Assuming that any NOS bbl is .050+- short, could be a recipe for a mistake for someone who has not done it before.
V guy is online now   Reply With Quote
Old July 16, 2019, 09:46   #8
yovinny
Old Fart
Silver Contributor
 
yovinny's Avatar
 
FALaholic #: 7679
Join Date: Oct 2002
Location: NY transplant to central Illinois, Now in Kentucky
Posts: 6,191
Drop a go gauge in a vertical held barrel and measure with your depth mic to the shoulder.
Then take a measurement from the front of the receiver to the closed bolt face.
Subtracting the second from the first will tell you how much reaming is needed.

Reaming anything more than maybe .010" by hand is much better (straiter) done in the lathe first.
yovinny is online now   Reply With Quote
Old July 20, 2019, 16:01   #9
V guy
Dinosaur
Silver Contributor
 
V guy's Avatar
 
FALaholic #: 10282
Join Date: Apr 2003
Location: miami
Posts: 17,635
I hold the action vertically, clamped between two blocks, and use a piloted reamer with "t" handle to ream by hand, evenly, slowly, and concentrically.

Most people do not have a lathe, though I have two.

Using a floating reamer holder in a lathe, will insure that the chamber is concentric to the bore, and not laying to one side (down) or ovaling out the chamber, due to gravity and non concentricity of the bbbl shank.

I do not own the floating reamer holder either, but have considered it.
I try not to make mistakes as they are far easier to make than doing exact work.

A chamber that has been reamed with NON piloted full length reamer, can make the low or bottom side bigger, because of gravity and lack of care, and makes the chamber out of round... happens to amateurs doing it horizontally and it CAN happen on the lathe, without a piloted reamer too.

I was taught the fine points of chamber reaming 30 years ago, by a friend who had worked for P.O. Ackley as a young fellow. Not many of them around anymore.


P.O. said "that if it was not correct, it was a total loss".
V guy is online now   Reply With Quote
Old July 20, 2019, 17:52   #10
yovinny
Old Fart
Silver Contributor
 
yovinny's Avatar
 
FALaholic #: 7679
Join Date: Oct 2002
Location: NY transplant to central Illinois, Now in Kentucky
Posts: 6,191
Good advice from V guy,,,work vertical and slowly by hand,,,

Non-piloted chamber reamer ?? Ive not seen or heard of that myself before.

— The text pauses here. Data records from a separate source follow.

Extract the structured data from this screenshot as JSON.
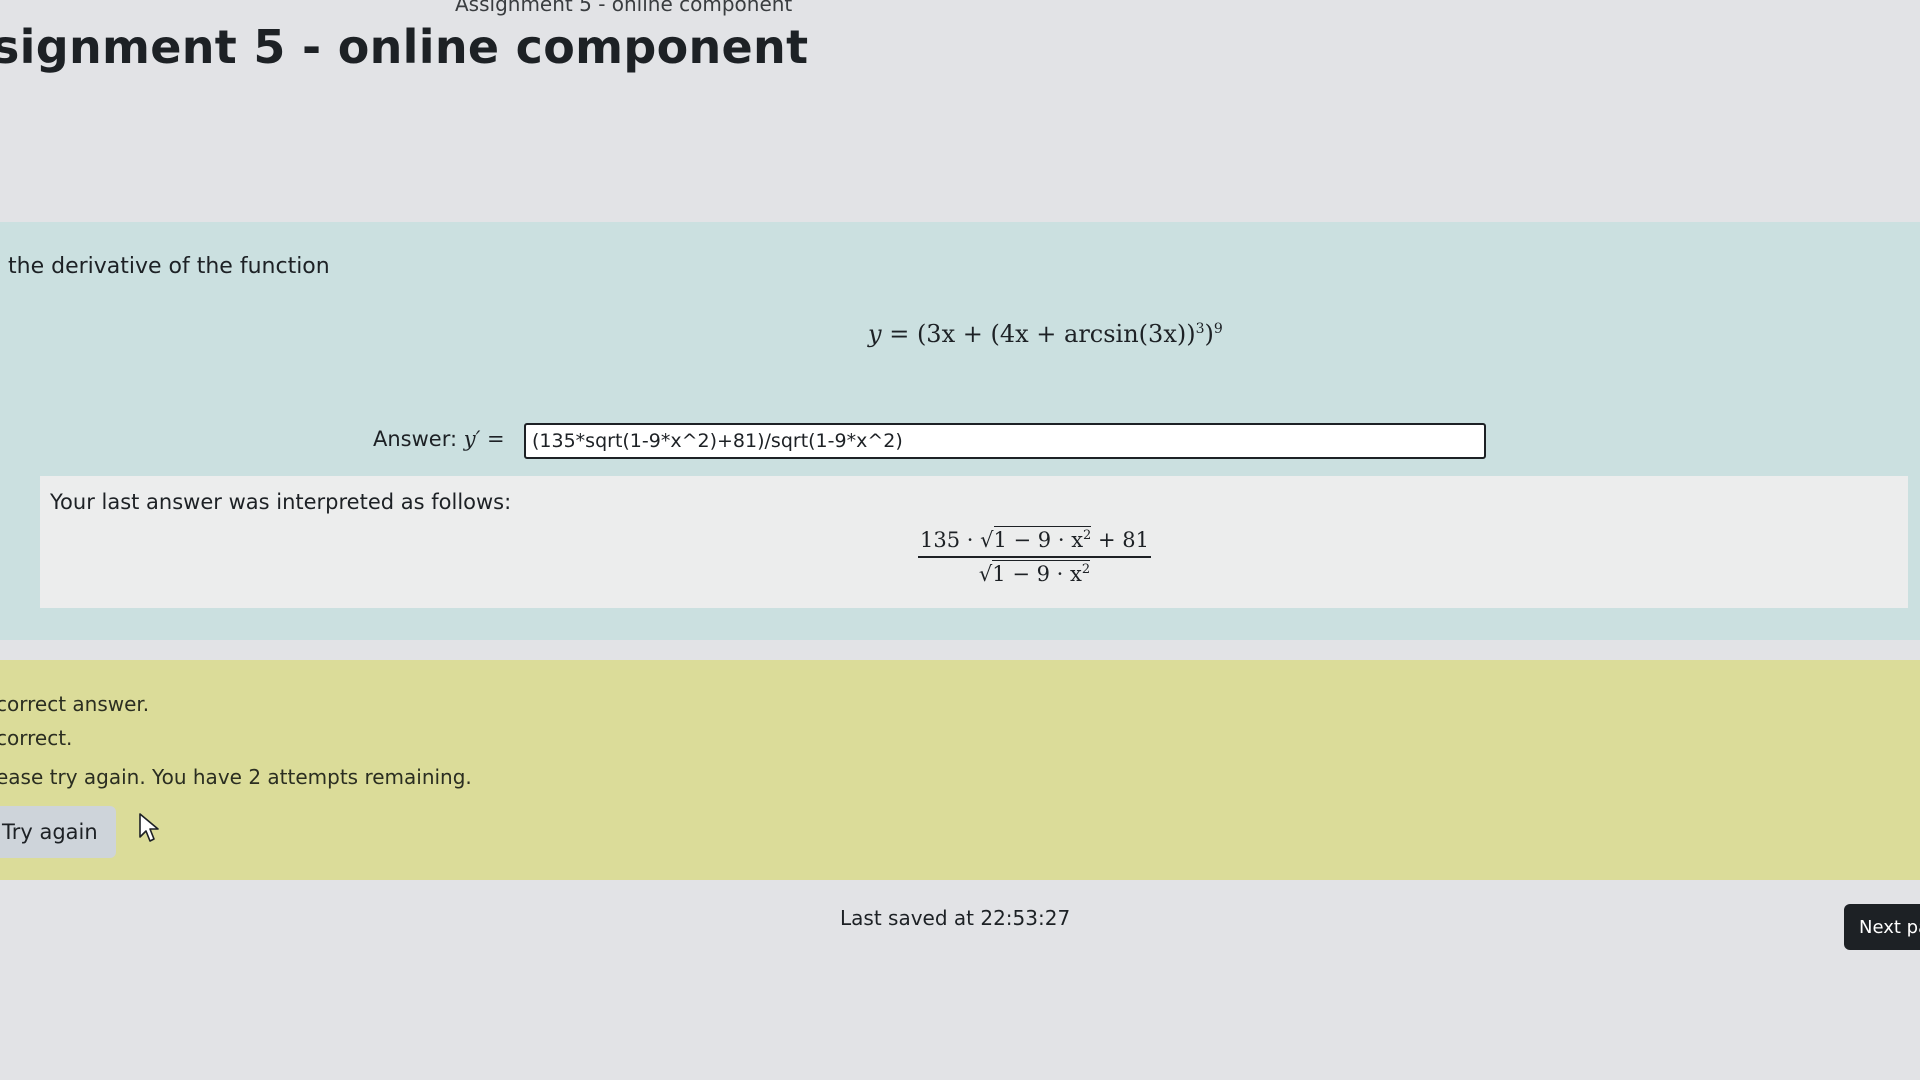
{
  "header": {
    "breadcrumb": "Assignment 5 - online component",
    "title": "signment 5 - online component"
  },
  "question": {
    "prompt": "the derivative of the function",
    "formula": {
      "lhs": "y = ",
      "body": "(3x + (4x + arcsin(3x))",
      "inner_exp": "3",
      "close": ")",
      "outer_exp": "9"
    },
    "answer_label": "Answer: ",
    "answer_symbol": "y′ =",
    "answer_value": "(135*sqrt(1-9*x^2)+81)/sqrt(1-9*x^2)"
  },
  "interpretation": {
    "label": "Your last answer was interpreted as follows:",
    "numerator_pre": "135 · √",
    "numerator_rad": "1 − 9 · x",
    "numerator_exp": "2",
    "numerator_post": " + 81",
    "denominator_pre": "√",
    "denominator_rad": "1 − 9 · x",
    "denominator_exp": "2"
  },
  "feedback": {
    "line1": "correct answer.",
    "line2": "correct.",
    "line3": "ease try again. You have 2 attempts remaining.",
    "try_again_label": "Try again"
  },
  "footer": {
    "last_saved": "Last saved at 22:53:27",
    "next_page_label": "Next pa"
  },
  "icons": {
    "cursor": "mouse-pointer-icon"
  }
}
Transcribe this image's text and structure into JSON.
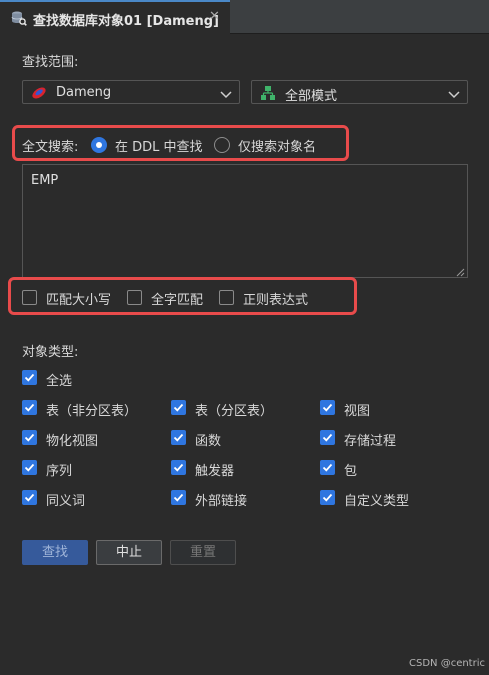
{
  "tab": {
    "title": "查找数据库对象01 [Dameng]",
    "close": "✕",
    "icon": "database-search-icon"
  },
  "scope": {
    "label": "查找范围:",
    "datasource": {
      "value": "Dameng",
      "icon": "dameng-icon"
    },
    "schema": {
      "value": "全部模式",
      "icon": "schema-icon"
    }
  },
  "fulltext": {
    "label": "全文搜索:",
    "options": [
      "在 DDL 中查找",
      "仅搜索对象名"
    ],
    "selected": "在 DDL 中查找"
  },
  "query": {
    "value": "EMP"
  },
  "match": {
    "case": {
      "label": "匹配大小写",
      "checked": false
    },
    "whole_word": {
      "label": "全字匹配",
      "checked": false
    },
    "regex": {
      "label": "正则表达式",
      "checked": false
    }
  },
  "object_types": {
    "label": "对象类型:",
    "select_all": {
      "label": "全选",
      "checked": true
    },
    "items": [
      {
        "label": "表（非分区表）",
        "checked": true
      },
      {
        "label": "表（分区表）",
        "checked": true
      },
      {
        "label": "视图",
        "checked": true
      },
      {
        "label": "物化视图",
        "checked": true
      },
      {
        "label": "函数",
        "checked": true
      },
      {
        "label": "存储过程",
        "checked": true
      },
      {
        "label": "序列",
        "checked": true
      },
      {
        "label": "触发器",
        "checked": true
      },
      {
        "label": "包",
        "checked": true
      },
      {
        "label": "同义词",
        "checked": true
      },
      {
        "label": "外部链接",
        "checked": true
      },
      {
        "label": "自定义类型",
        "checked": true
      }
    ]
  },
  "buttons": {
    "search": "查找",
    "stop": "中止",
    "reset": "重置"
  },
  "footer": "CSDN @centric",
  "colors": {
    "accent": "#2f76e0",
    "highlight": "#e84b4b",
    "background": "#2b2b2b"
  }
}
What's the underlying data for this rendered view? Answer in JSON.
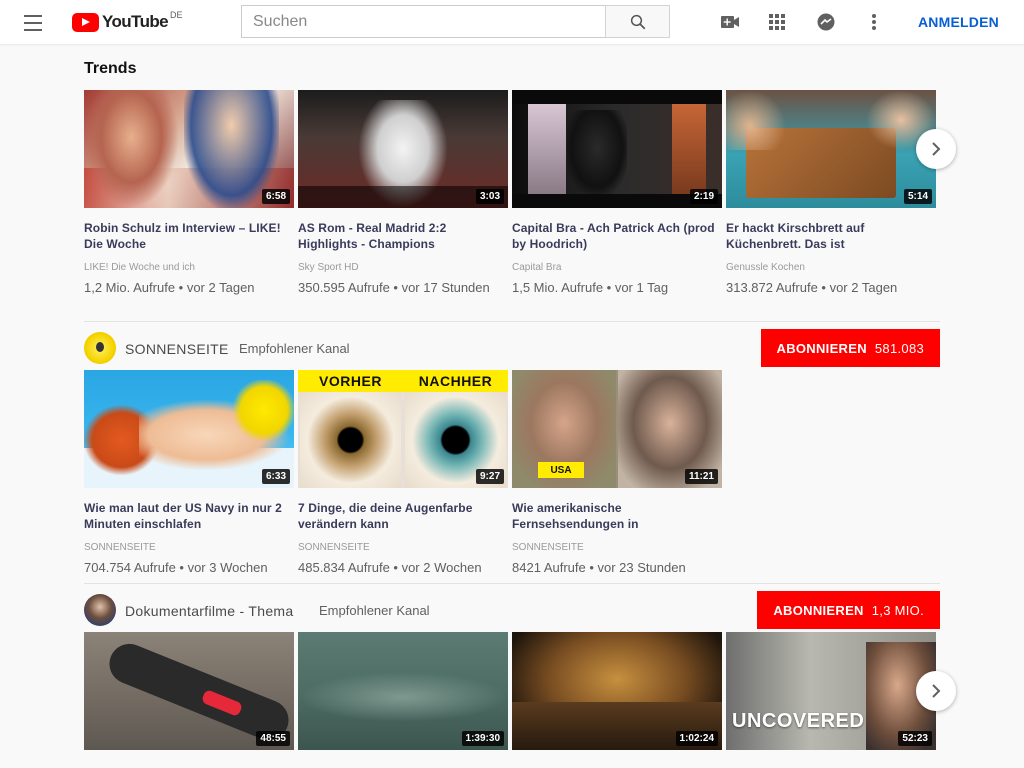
{
  "header": {
    "logo_text": "YouTube",
    "region": "DE",
    "search_placeholder": "Suchen",
    "signin_label": "ANMELDEN"
  },
  "trending": {
    "title": "Trends",
    "videos": [
      {
        "title": "Robin Schulz im Interview – LIKE! Die Woche",
        "channel": "LIKE! Die Woche und ich",
        "meta": "1,2 Mio. Aufrufe • vor 2 Tagen",
        "duration": "6:58"
      },
      {
        "title": "AS Rom - Real Madrid 2:2 Highlights - Champions",
        "channel": "Sky Sport HD",
        "meta": "350.595 Aufrufe • vor 17 Stunden",
        "duration": "3:03"
      },
      {
        "title": "Capital Bra - Ach Patrick Ach (prod by Hoodrich)",
        "channel": "Capital Bra",
        "meta": "1,5 Mio. Aufrufe • vor 1 Tag",
        "duration": "2:19"
      },
      {
        "title": "Er hackt Kirschbrett auf Küchenbrett. Das ist",
        "channel": "Genussle Kochen",
        "meta": "313.872 Aufrufe • vor 2 Tagen",
        "duration": "5:14"
      }
    ]
  },
  "channel1": {
    "name": "SONNENSEITE",
    "tag": "Empfohlener Kanal",
    "subscribe_label": "ABONNIEREN",
    "subscribe_count": "581.083",
    "videos": [
      {
        "title": "Wie man laut der US Navy in nur 2 Minuten einschlafen",
        "channel": "SONNENSEITE",
        "meta": "704.754 Aufrufe • vor 3 Wochen",
        "duration": "6:33"
      },
      {
        "title": "7 Dinge, die deine Augenfarbe verändern kann",
        "channel": "SONNENSEITE",
        "meta": "485.834 Aufrufe • vor 2 Wochen",
        "duration": "9:27",
        "banner_left": "VORHER",
        "banner_right": "NACHHER"
      },
      {
        "title": "Wie amerikanische Fernsehsendungen in",
        "channel": "SONNENSEITE",
        "meta": "8421 Aufrufe • vor 23 Stunden",
        "duration": "11:21",
        "badge_left": "USA"
      }
    ]
  },
  "channel2": {
    "name": "Dokumentarfilme - Thema",
    "tag": "Empfohlener Kanal",
    "subscribe_label": "ABONNIEREN",
    "subscribe_count": "1,3 MIO.",
    "videos": [
      {
        "duration": "48:55"
      },
      {
        "duration": "1:39:30"
      },
      {
        "duration": "1:02:24"
      },
      {
        "duration": "52:23",
        "overlay": "UNCOVERED"
      }
    ]
  },
  "colors": {
    "brand_red": "#ff0000",
    "link_blue": "#065fd4"
  }
}
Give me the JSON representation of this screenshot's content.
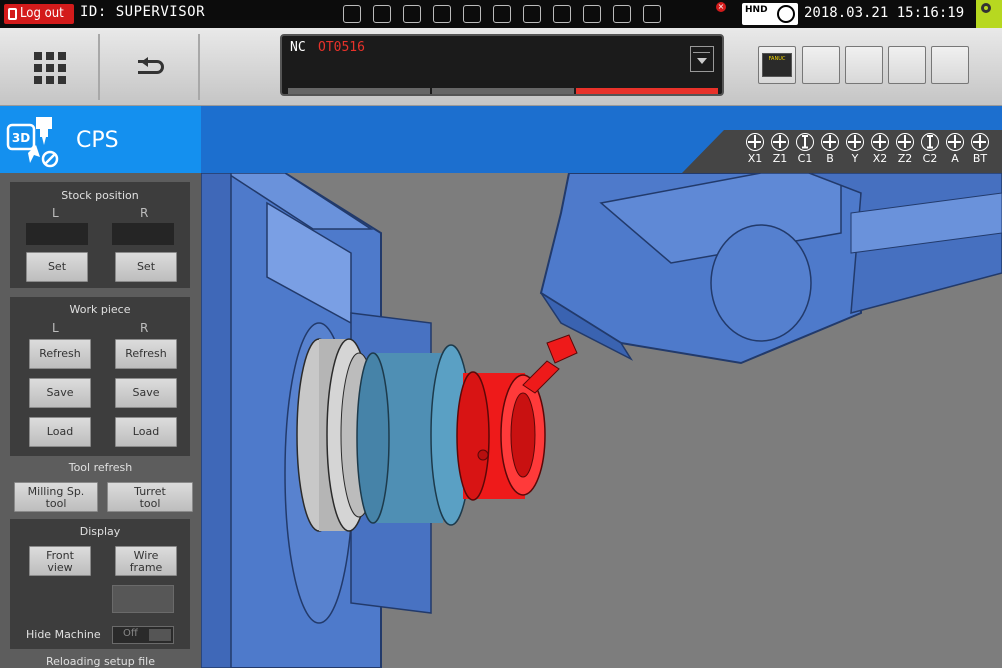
{
  "statusbar": {
    "logout_label": "Log out",
    "user_id": "ID: SUPERVISOR",
    "mode_badge": "HND",
    "datetime": "2018.03.21 15:16:19",
    "status_icons": [
      "cycle-icon",
      "feed-hold-icon",
      "single-block-icon",
      "block-skip-icon",
      "dry-run-icon",
      "program-lock-icon",
      "machine-lock-icon",
      "optional-stop-icon",
      "spindle-icon",
      "coolant-icon",
      "tool-icon"
    ]
  },
  "nc": {
    "label": "NC",
    "program": "OT0516",
    "segment_colors": [
      "#666666",
      "#666666",
      "#e8322a"
    ]
  },
  "toolbar": {
    "squares": [
      "fanuc-button",
      "screen-button-1",
      "screen-button-2",
      "screen-button-3",
      "screen-button-4"
    ],
    "fanuc_text": "FANUC"
  },
  "cps": {
    "title": "CPS",
    "logo_text": "3D"
  },
  "axes": [
    {
      "label": "X1",
      "glyph": "plus"
    },
    {
      "label": "Z1",
      "glyph": "plus"
    },
    {
      "label": "C1",
      "glyph": "bar"
    },
    {
      "label": "B",
      "glyph": "plus"
    },
    {
      "label": "Y",
      "glyph": "plus"
    },
    {
      "label": "X2",
      "glyph": "plus"
    },
    {
      "label": "Z2",
      "glyph": "plus"
    },
    {
      "label": "C2",
      "glyph": "bar"
    },
    {
      "label": "A",
      "glyph": "plus"
    },
    {
      "label": "BT",
      "glyph": "plus"
    }
  ],
  "sidebar": {
    "stock_position": {
      "title": "Stock position",
      "left": "L",
      "right": "R",
      "set_label": "Set"
    },
    "work_piece": {
      "title": "Work piece",
      "left": "L",
      "right": "R",
      "refresh_label": "Refresh",
      "save_label": "Save",
      "load_label": "Load"
    },
    "tool_refresh": {
      "title": "Tool refresh",
      "milling_label_1": "Milling Sp.",
      "milling_label_2": "tool",
      "turret_label_1": "Turret",
      "turret_label_2": "tool"
    },
    "display": {
      "title": "Display",
      "front_label_1": "Front",
      "front_label_2": "view",
      "wire_label_1": "Wire",
      "wire_label_2": "frame",
      "hide_machine_label": "Hide Machine",
      "hide_machine_state": "Off"
    },
    "reloading_title": "Reloading setup file"
  },
  "colors": {
    "accent_blue": "#1490ef",
    "header_blue": "#1c6fcf",
    "alarm_red": "#e8322a",
    "machine_blue": "#4d79c7",
    "workpiece_red": "#ee1a1a",
    "chuck_teal": "#4f8fb4"
  }
}
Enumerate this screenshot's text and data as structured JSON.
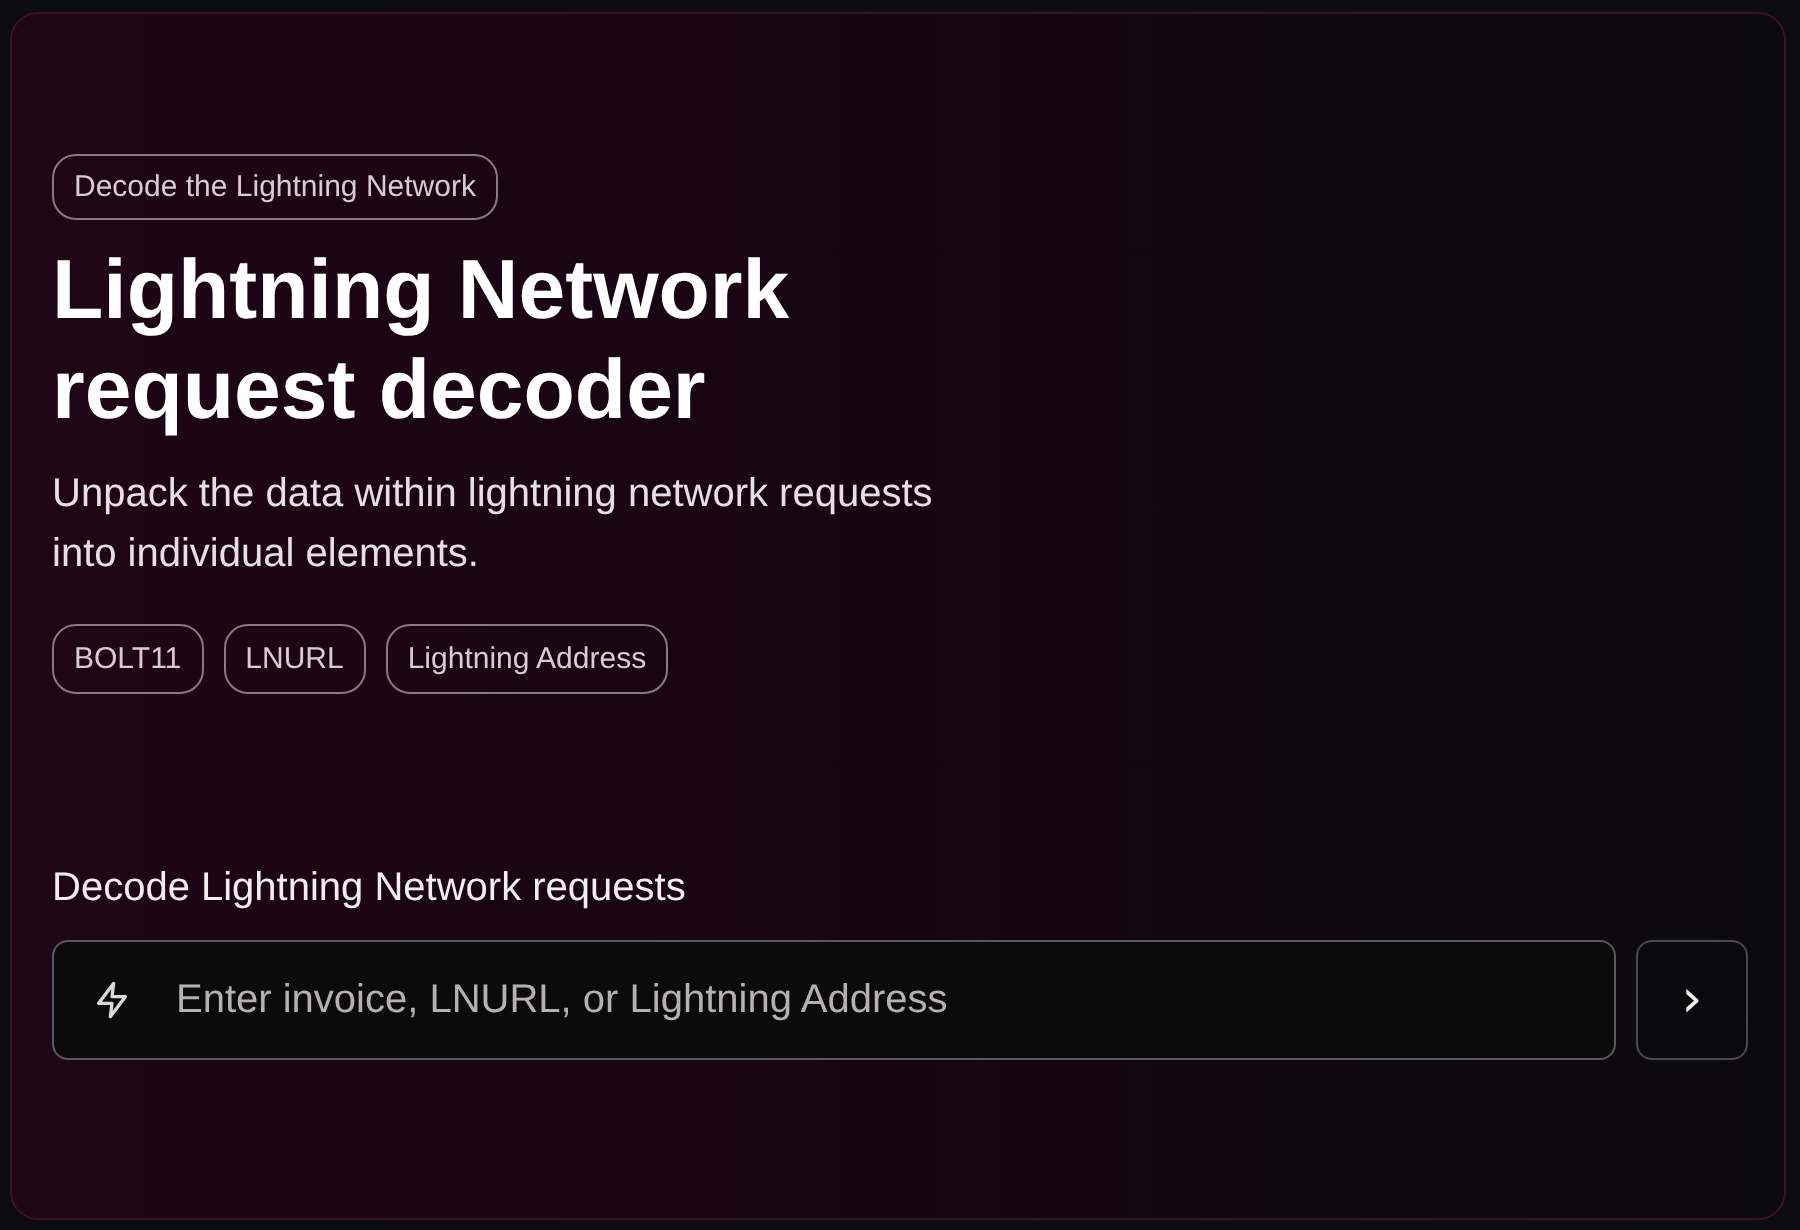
{
  "badge": "Decode the Lightning Network",
  "title": "Lightning Network request decoder",
  "subtitle": "Unpack the data within lightning network requests into individual elements.",
  "tags": [
    "BOLT11",
    "LNURL",
    "Lightning Address"
  ],
  "decoder": {
    "label": "Decode Lightning Network requests",
    "placeholder": "Enter invoice, LNURL, or Lightning Address",
    "submit": "›"
  }
}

Usually with chamber treamers, the choice is between solid or live pilot.
The solid being cheaper and of the all one piece fixed position and size type.
The floating being like a bearing and able to rotate or not independent of the cutting portion and available sized to a closer fit to the actual bore...and of course more expensive.

Either can usually be used to produce an excellent chamber, either can also produce a damaged chamber if not used properly.
Live pilot reamers can be fit better to the bore and are less likely to cause miss-alignment or runout issues.

Ive only paid extra for live reamers when chambering a few match barrels, otherwise its always been solid pilot for me,,,,including some sub 1/2 moa varmint/target rifles.
yovinny is online now   Reply With Quote
Reply

Thread Tools
Display Modes

Posting Rules
You may not post new threads
You may not post replies
You may not post attachments
You may not edit your posts

BB code is On
Smilies are On
[IMG] code is On
HTML code is On

Forum Jump


All times are GMT -5. The time now is 15:50.


Powered by vBulletin® Version 3.8.7
Copyright ©2000 - 2019, vBulletin Solutions, Inc.
©1998-2018 The FAL Files